    Airing on Monday, March 30, 2015: There's a report this morning that retailer GNC has agreed to start new testing of its herbal dietary supplements.  More on that.U.S. Treasury Secretary Jack Lew will be in China on Monday meeting with Chinese officials. Currency and economic reform are on the agenda, but many also expect discussion of the planned Asian Infrastructure Investment Bank. The U.S. is suspicious of the Chinese-led "alternative to the World Bank" but a number of U.S. allies are rushing to join. We investigate. Plus, after putting it off during the Great Recession, cities are starting to spend money to repair roads, bridges and other pieces of their crumbling infrastructure. In Atlanta, voters recently approved a quarter of a billion dollar infrastructure bond package.   
  • Monday, March 30, 2015 3:00am
    Airing on Monday, March 30, 2015: First up, we talk with Marisa Kendall, reporter for The Recorder, about the Kleiner Perkins trial. Next, we take a look at Northeastern University's plan to launch a series of educational hubs embedded directly in select companies across the Bay area – starting with Silicon Valley. The Boston college says the program takes a unique hybrid approach - part online, part face-to-face instruction - and aims to draw in more women and minorities to the STEM field. How does it plan to do that? Also, Marketplace’s Tobin Low brings us an audio postcard from the maker of MiMu Gloves, a gestural instrument that works like a wearable theremin.
  • Friday, March 27, 2015 10:17am
    Airing on Friday, March 27, 2015: Amazon is reportedly in talks to buy the London-based luxury online fashion retailer Net-A-Porter.
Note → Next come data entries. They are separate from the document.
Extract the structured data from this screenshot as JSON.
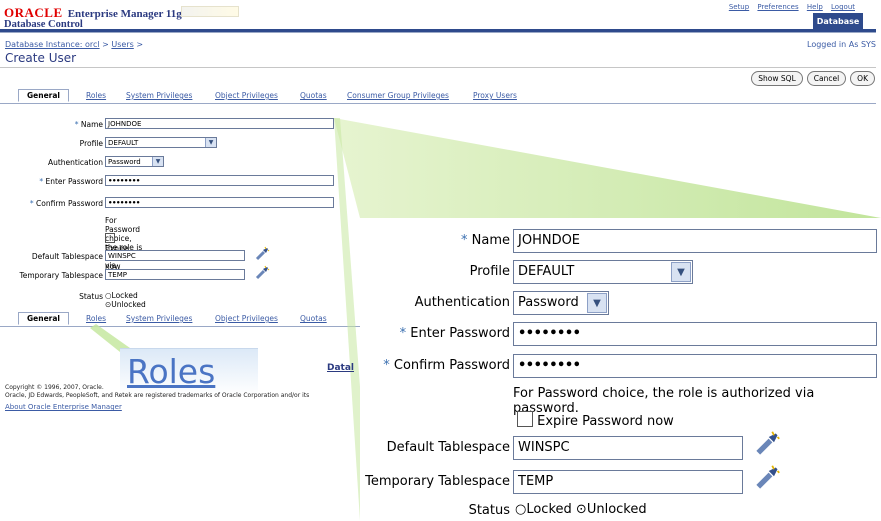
{
  "header": {
    "brand_oracle": "ORACLE",
    "brand_product": "Enterprise Manager 11g",
    "brand_sub": "Database Control",
    "links": [
      "Setup",
      "Preferences",
      "Help",
      "Logout"
    ],
    "database_tab": "Database"
  },
  "breadcrumb": {
    "database_instance": "Database Instance: orcl",
    "users": "Users",
    "sep": ">"
  },
  "logged_in": "Logged in As SYS",
  "page_title": "Create User",
  "buttons": {
    "show_sql": "Show SQL",
    "cancel": "Cancel",
    "ok": "OK"
  },
  "tabs": [
    "General",
    "Roles",
    "System Privileges",
    "Object Privileges",
    "Quotas",
    "Consumer Group Privileges",
    "Proxy Users"
  ],
  "bottom_tabs": [
    "General",
    "Roles",
    "System Privileges",
    "Object Privileges",
    "Quotas"
  ],
  "form": {
    "required_mark": "*",
    "name_label": "Name",
    "name_value": "JOHNDOE",
    "profile_label": "Profile",
    "profile_value": "DEFAULT",
    "auth_label": "Authentication",
    "auth_value": "Password",
    "enter_password_label": "Enter Password",
    "enter_password_value": "••••••••",
    "confirm_password_label": "Confirm Password",
    "confirm_password_value": "••••••••",
    "note": "For Password choice, the role is authorized via password.",
    "expire_label": "Expire Password now",
    "default_ts_label": "Default Tablespace",
    "default_ts_small": "WINSPC",
    "default_ts_zoom": "WINSPC",
    "temp_ts_label": "Temporary Tablespace",
    "temp_ts_value": "TEMP",
    "status_label": "Status",
    "status_locked": "Locked",
    "status_unlocked": "Unlocked"
  },
  "footer": {
    "database_link": "Datal",
    "copyright_1": "Copyright © 1996, 2007, Oracle.",
    "copyright_2": "Oracle, JD Edwards, PeopleSoft, and Retek are registered trademarks of Oracle Corporation and/or its",
    "about": "About Oracle Enterprise Manager"
  },
  "callout": {
    "roles_zoom": "Roles"
  },
  "icons": [
    "flashlight-search-icon",
    "dropdown-arrow-icon"
  ],
  "colors": {
    "accent": "#2e4a8c",
    "link": "#3b5ba5",
    "callout": "#b7e08a"
  }
}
This would be a significant acquisition for Amazon both in terms of the size of the deal and its nature — the E-commerce giant is so far not known for its presence in the high-end fashion market. Plus, word came this week that Facebook has been testing drones in the U.K. that can beam Internet access to the ground via laser. The drone industry is growing fast, even as U.S. regulations on unmanned aircraft continue to be worked out. We look at what the U.S. risks losing if it lags on rulemaking.